Managing property and assets
Part of financial caregiving is an accurate assessment of all of your loved one’s property and assets. From maintenance costs to the ability to liquidate assets to offset the cost of care, you need an understanding of the full picture.
Thinking about insurance
Crunching the numbers to really understand the true cost of health care is crucial. Make sure you understand exactly what your loved one’s health insurance covers, what it doesn’t, and what the costs are. You may also have insurance options that haven’t been considered.
Insurance for seniors
The main expense for older adults is health care, especially prescription drug costs. If your loved one has a health insurance policy, it’s extremely important to understand all aspects of the policy.
Research free programs as well as federal and state insurance programs for those enrolled in Medicare and/or Medicaid, which include:
- Program of All-inclusive Care for the Elderly (PACE)
- Home and Community-Based Services (HCBS)
- Medicare Part D (optional drug coverage)
- Medigap (supplemental insurance)
- State Health Insurance Assistance Program (SHIP)
- Women’s Institute for a Secure Retirement (WISER)
- State Pharmaceutical Assistance Programs (SPAPs)
Insurance for caregivers
When providing financial caregiving and other care to a loved one, consider all options to help offset the cost of care.
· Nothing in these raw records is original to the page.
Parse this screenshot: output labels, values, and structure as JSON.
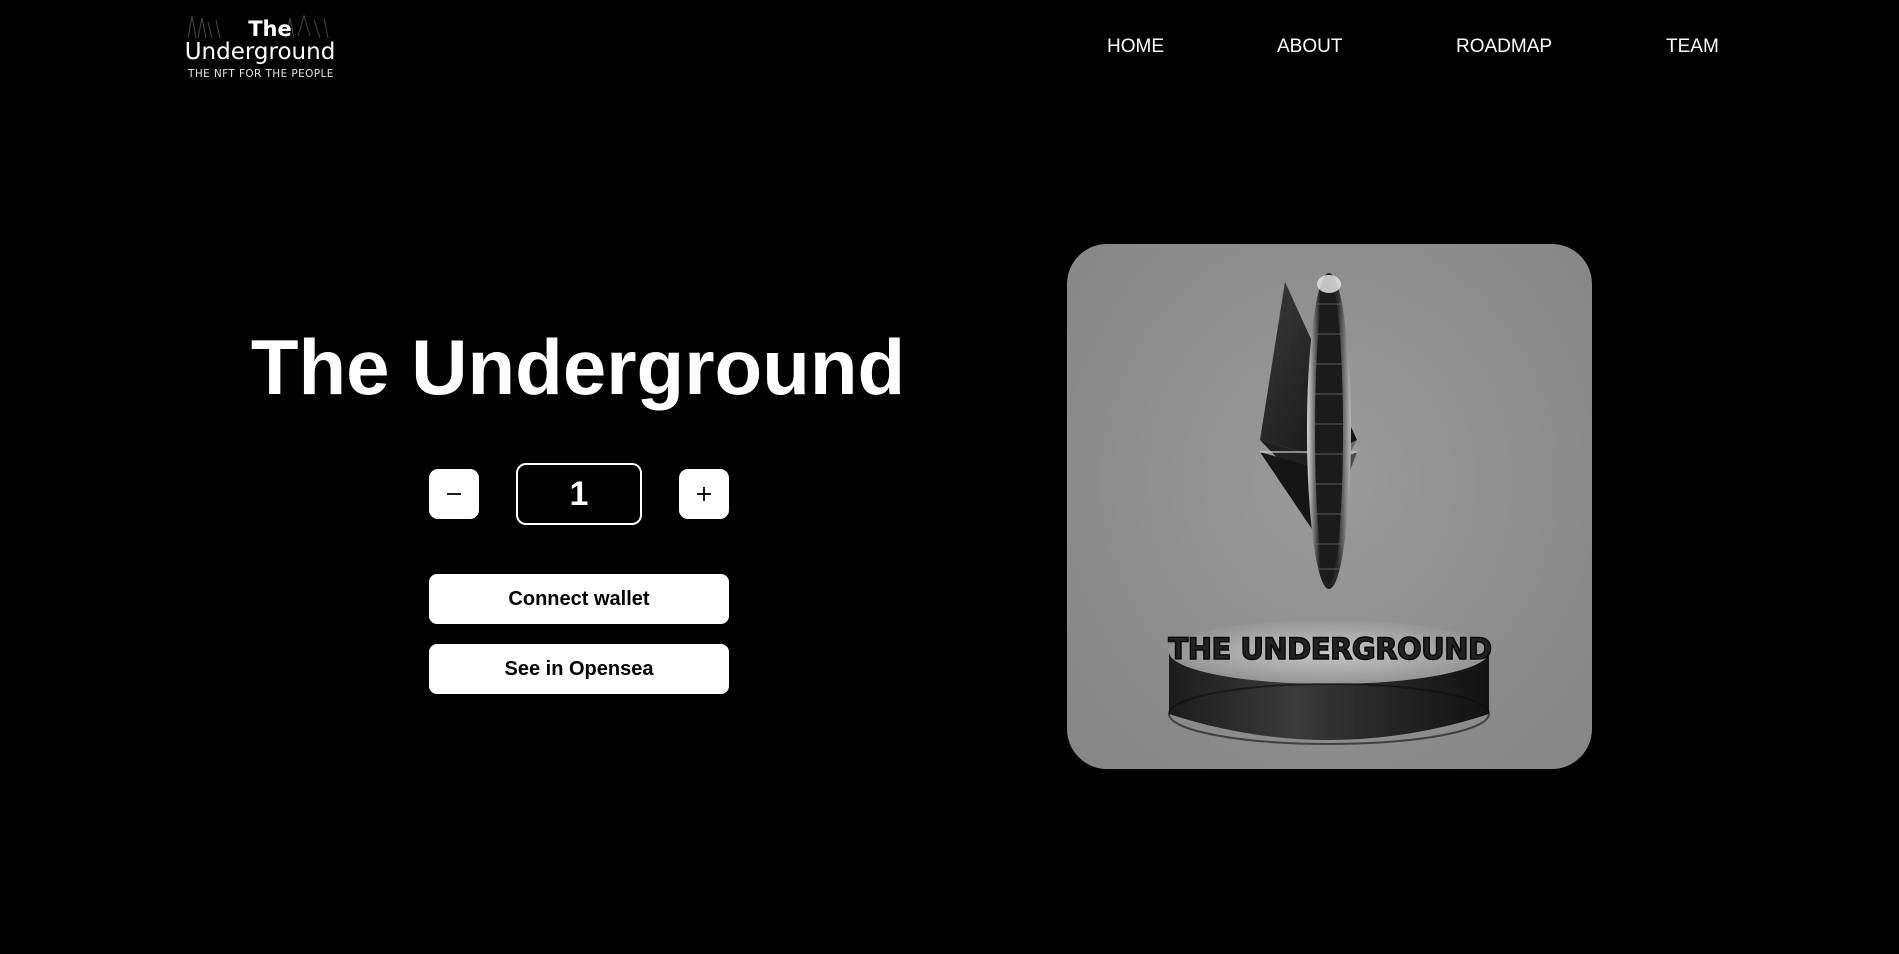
{
  "header": {
    "logo": {
      "line1": "The",
      "line2": "Underground",
      "tagline": "THE NFT FOR THE PEOPLE"
    },
    "nav": [
      {
        "label": "HOME"
      },
      {
        "label": "ABOUT"
      },
      {
        "label": "ROADMAP"
      },
      {
        "label": "TEAM"
      }
    ]
  },
  "hero": {
    "title": "The Underground",
    "mint": {
      "decrement_icon": "minus-icon",
      "increment_icon": "plus-icon",
      "quantity": "1"
    },
    "connect_label": "Connect wallet",
    "opensea_label": "See in Opensea"
  },
  "artwork": {
    "plinth_text": "THE UNDERGROUND",
    "background_color": "#8e8e8e"
  },
  "colors": {
    "page_background": "#000000",
    "button_background": "#ffffff",
    "text": "#ffffff"
  }
}
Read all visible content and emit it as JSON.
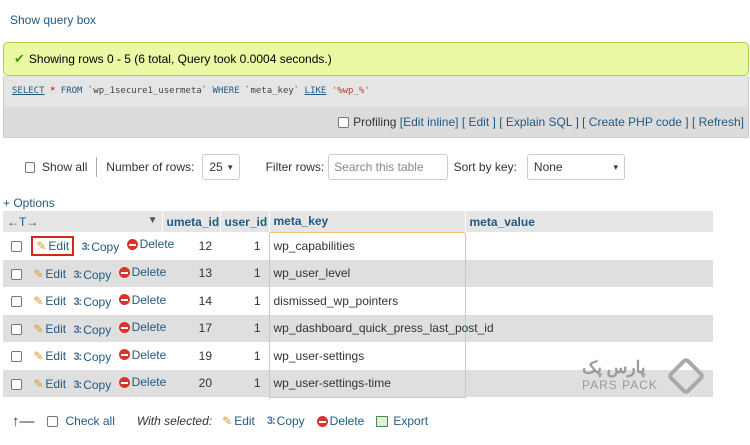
{
  "header": {
    "show_query_box": "Show query box"
  },
  "result": {
    "message": "Showing rows 0 - 5 (6 total, Query took 0.0004 seconds.)"
  },
  "sql": {
    "select": "SELECT",
    "star": "*",
    "from": "FROM",
    "table": "`wp_1secure1_usermeta`",
    "where": "WHERE",
    "column": "`meta_key`",
    "like": "LIKE",
    "pattern": "'%wp_%'"
  },
  "sql_links": {
    "profiling": "Profiling",
    "edit_inline": "[Edit inline]",
    "edit": "[ Edit ]",
    "explain_sql": "[ Explain SQL ]",
    "create_php": "[ Create PHP code ]",
    "refresh": "[ Refresh]"
  },
  "nav": {
    "show_all": "Show all",
    "number_of_rows_label": "Number of rows:",
    "number_of_rows_value": "25",
    "filter_rows_label": "Filter rows:",
    "filter_placeholder": "Search this table",
    "sort_by_key_label": "Sort by key:",
    "sort_by_key_value": "None"
  },
  "options_link": "+ Options",
  "table": {
    "headers": [
      "umeta_id",
      "user_id",
      "meta_key",
      "meta_value"
    ],
    "action_labels": {
      "edit": "Edit",
      "copy": "Copy",
      "delete": "Delete"
    },
    "rows": [
      {
        "umeta_id": "12",
        "user_id": "1",
        "meta_key": "wp_capabilities"
      },
      {
        "umeta_id": "13",
        "user_id": "1",
        "meta_key": "wp_user_level"
      },
      {
        "umeta_id": "14",
        "user_id": "1",
        "meta_key": "dismissed_wp_pointers"
      },
      {
        "umeta_id": "17",
        "user_id": "1",
        "meta_key": "wp_dashboard_quick_press_last_post_id"
      },
      {
        "umeta_id": "19",
        "user_id": "1",
        "meta_key": "wp_user-settings"
      },
      {
        "umeta_id": "20",
        "user_id": "1",
        "meta_key": "wp_user-settings-time"
      }
    ]
  },
  "bottom": {
    "check_all": "Check all",
    "with_selected": "With selected:",
    "edit": "Edit",
    "copy": "Copy",
    "delete": "Delete",
    "export": "Export"
  },
  "brand": {
    "name_fa": "پارس پک",
    "name_en": "PARS PACK"
  },
  "colors": {
    "link": "#235a81",
    "success_bg": "#ebf8a4",
    "success_border": "#a2d246",
    "highlight_border": "#d9241c",
    "row_alt": "#dfdfdf"
  }
}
Meet with a tax adviser to explore tax deductions; you may be able to claim your loved one as a dependent. If your loved one does not have long-term life care insurance, or if other insurance policies do not cover the necessary costs, you might be able to exchange life insurance policies for cash value to pay for care.
Protecting your financial health
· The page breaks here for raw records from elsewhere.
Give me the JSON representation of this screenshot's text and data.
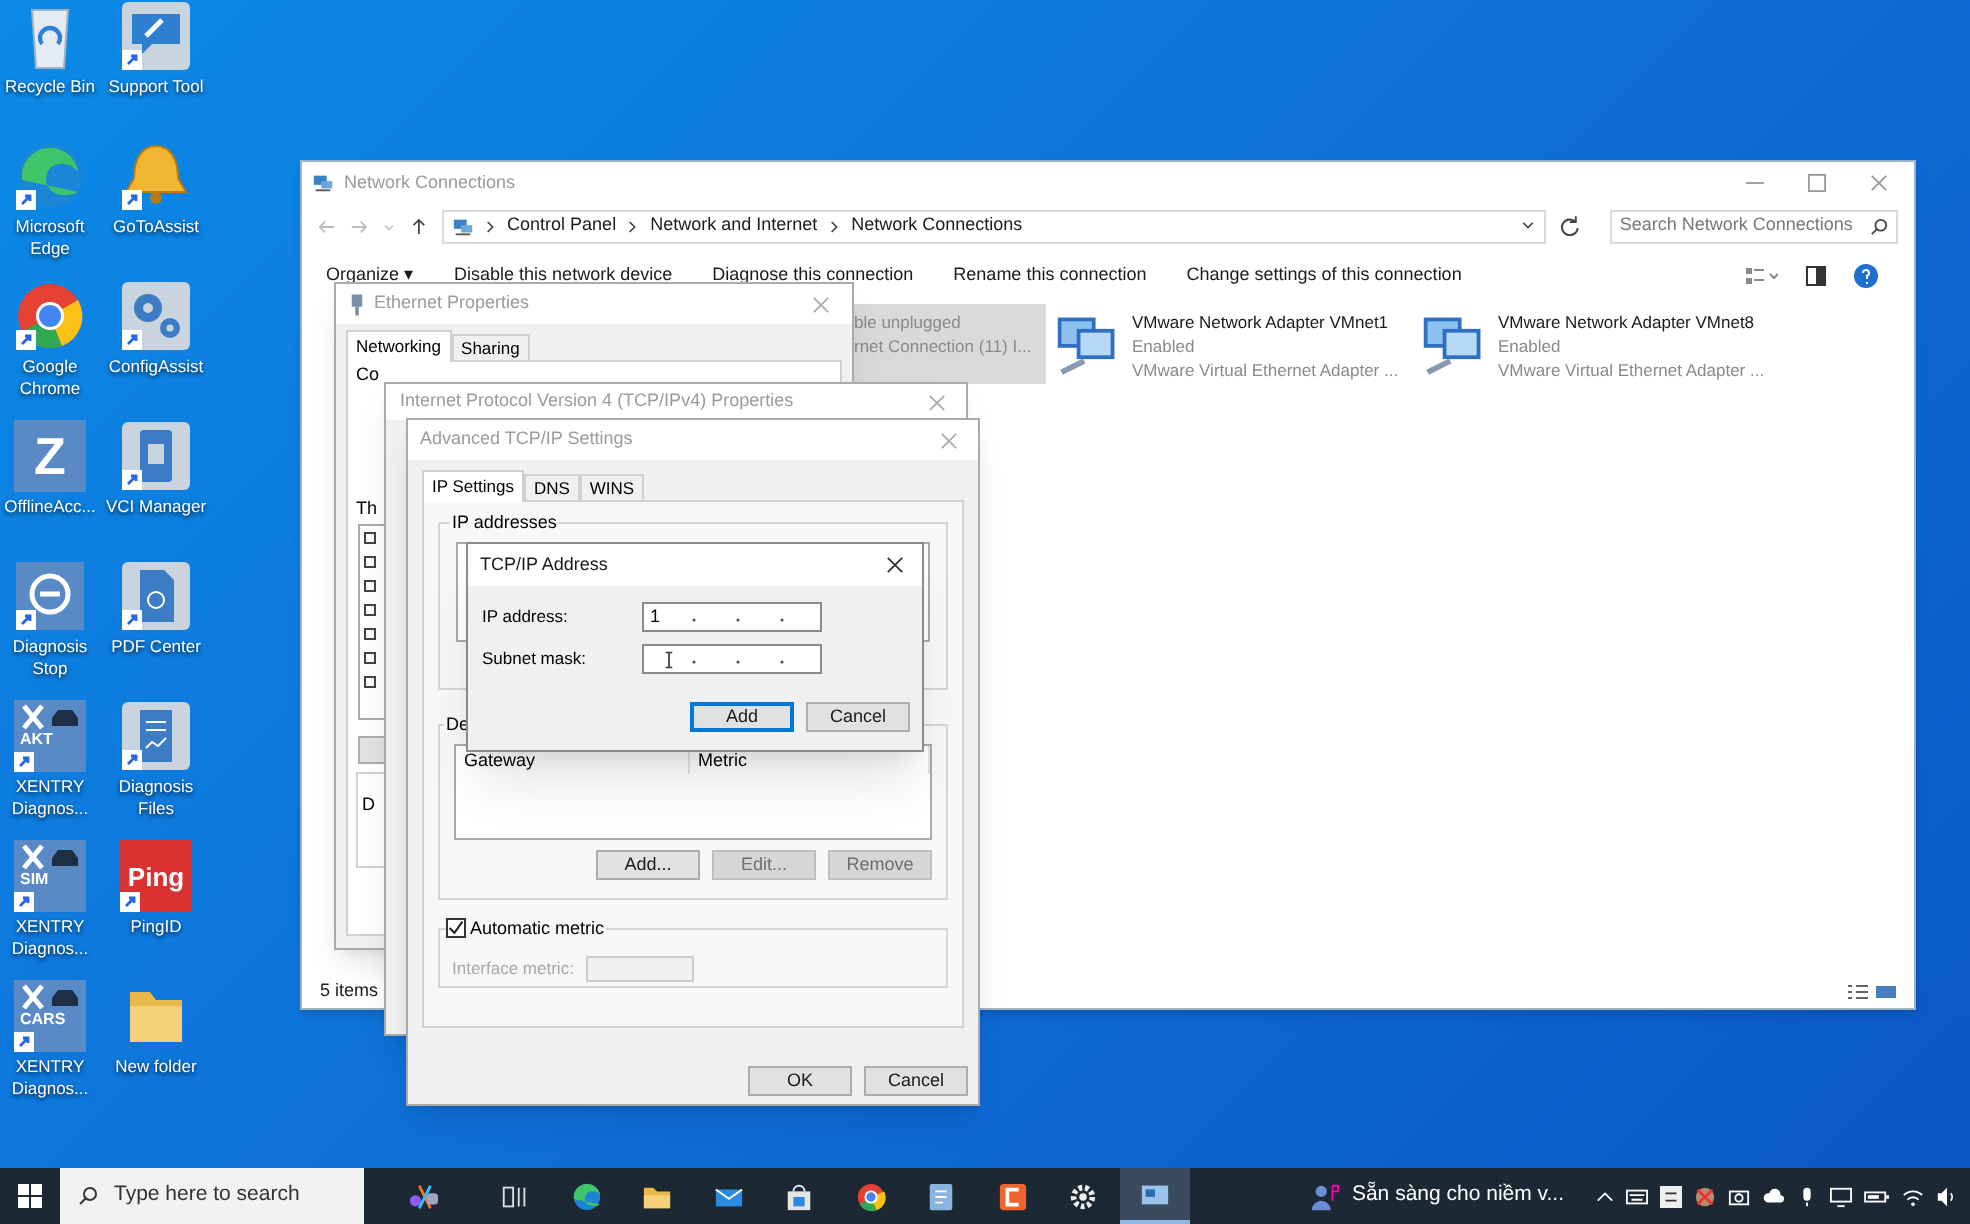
{
  "desktop_icons": [
    {
      "label": "Recycle Bin",
      "kind": "recycle"
    },
    {
      "label": "Support Tool",
      "kind": "tool"
    },
    {
      "label": "Microsoft Edge",
      "kind": "edge"
    },
    {
      "label": "GoToAssist",
      "kind": "bell"
    },
    {
      "label": "Google Chrome",
      "kind": "chrome"
    },
    {
      "label": "ConfigAssist",
      "kind": "gears"
    },
    {
      "label": "OfflineAcc...",
      "kind": "letter",
      "badge": "Z"
    },
    {
      "label": "VCI Manager",
      "kind": "vci"
    },
    {
      "label": "Diagnosis Stop",
      "kind": "stop"
    },
    {
      "label": "PDF Center",
      "kind": "pdf"
    },
    {
      "label": "XENTRY Diagnos...",
      "kind": "xentry",
      "badge": "AKT"
    },
    {
      "label": "Diagnosis Files",
      "kind": "files"
    },
    {
      "label": "XENTRY Diagnos...",
      "kind": "xentry",
      "badge": "SIM"
    },
    {
      "label": "PingID",
      "kind": "ping",
      "badge": "Ping"
    },
    {
      "label": "XENTRY Diagnos...",
      "kind": "xentry",
      "badge": "CARS"
    },
    {
      "label": "New folder",
      "kind": "folder"
    }
  ],
  "network_window": {
    "title": "Network Connections",
    "path": [
      "Control Panel",
      "Network and Internet",
      "Network Connections"
    ],
    "search": {
      "placeholder": "Search Network Connections"
    },
    "commands": [
      "Organize ▾",
      "Disable this network device",
      "Diagnose this connection",
      "Rename this connection",
      "Change settings of this connection"
    ],
    "adapters": [
      {
        "status": "ble unplugged",
        "device": "rnet Connection (11) I...",
        "selected": true
      },
      {
        "name": "VMware Network Adapter VMnet1",
        "status": "Enabled",
        "device": "VMware Virtual Ethernet Adapter ...",
        "selected": false
      },
      {
        "name": "VMware Network Adapter VMnet8",
        "status": "Enabled",
        "device": "VMware Virtual Ethernet Adapter ...",
        "selected": false
      }
    ],
    "status_bar": "5 items"
  },
  "ethernet_properties": {
    "title": "Ethernet Properties",
    "tabs": [
      {
        "label": "Networking",
        "selected": true
      },
      {
        "label": "Sharing",
        "selected": false
      }
    ],
    "fragments": [
      "Co",
      "Th",
      "D"
    ]
  },
  "ipv4_properties": {
    "title": "Internet Protocol Version 4 (TCP/IPv4) Properties"
  },
  "advanced_tcpip": {
    "title": "Advanced TCP/IP Settings",
    "tabs": [
      {
        "label": "IP Settings",
        "selected": true
      },
      {
        "label": "DNS",
        "selected": false
      },
      {
        "label": "WINS",
        "selected": false
      }
    ],
    "ip_group": "IP addresses",
    "gateway_group": "De",
    "gateway_columns": [
      "Gateway",
      "Metric"
    ],
    "gateway_buttons": [
      {
        "label": "Add...",
        "disabled": false
      },
      {
        "label": "Edit...",
        "disabled": true
      },
      {
        "label": "Remove",
        "disabled": true
      }
    ],
    "automatic_metric": {
      "label": "Automatic metric",
      "checked": true
    },
    "interface_metric": {
      "label": "Interface metric:",
      "disabled": true
    },
    "buttons": [
      "OK",
      "Cancel"
    ]
  },
  "tcpip_address": {
    "title": "TCP/IP Address",
    "fields": [
      {
        "label": "IP address:",
        "value": "1"
      },
      {
        "label": "Subnet mask:"
      }
    ],
    "buttons": [
      {
        "label": "Add",
        "default": true
      },
      {
        "label": "Cancel",
        "default": false
      }
    ]
  },
  "taskbar": {
    "search": {
      "placeholder": "Type here to search"
    },
    "apps": [
      {
        "kind": "assistant",
        "selected": false
      },
      {
        "kind": "taskview",
        "selected": false
      },
      {
        "kind": "edge",
        "selected": false
      },
      {
        "kind": "folder",
        "selected": false
      },
      {
        "kind": "mail",
        "selected": false
      },
      {
        "kind": "store",
        "selected": false
      },
      {
        "kind": "chrome",
        "selected": false
      },
      {
        "kind": "doc",
        "selected": false
      },
      {
        "kind": "orange",
        "selected": false
      },
      {
        "kind": "gear",
        "selected": false
      },
      {
        "kind": "network",
        "selected": true
      }
    ],
    "notification": "Sẵn sàng cho niềm v..."
  }
}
Being a primary family caregiver can have serious financial consequences. Be realistic about the cost of care; it’s not something you can simply add to your household budget without major repercussions. Start by fully understanding the financial situation of your loved one, and then explore all your options.
Be sure to keep your financial records separate and track all spending pertaining to financial caregiving. Look into additional resources, such as Veterans Affairs and Medicaid programs that pay family caregivers, and consider consulting an elder-law attorney to fully understand how becoming a financial caregiver can affect your financial health.
Help and resources for financial caregiving
- State-, city-, or county-based elder programs: Area Agency on Aging
- Legal assistance/health insurance counseling: Administration on Aging
- Utility payment assistance: Low Income Heat Energy Assistance Program
- Telephone payment assistance: Lifeline Program
- Prescription drug assistance: State Pharmaceutical Assistance Programs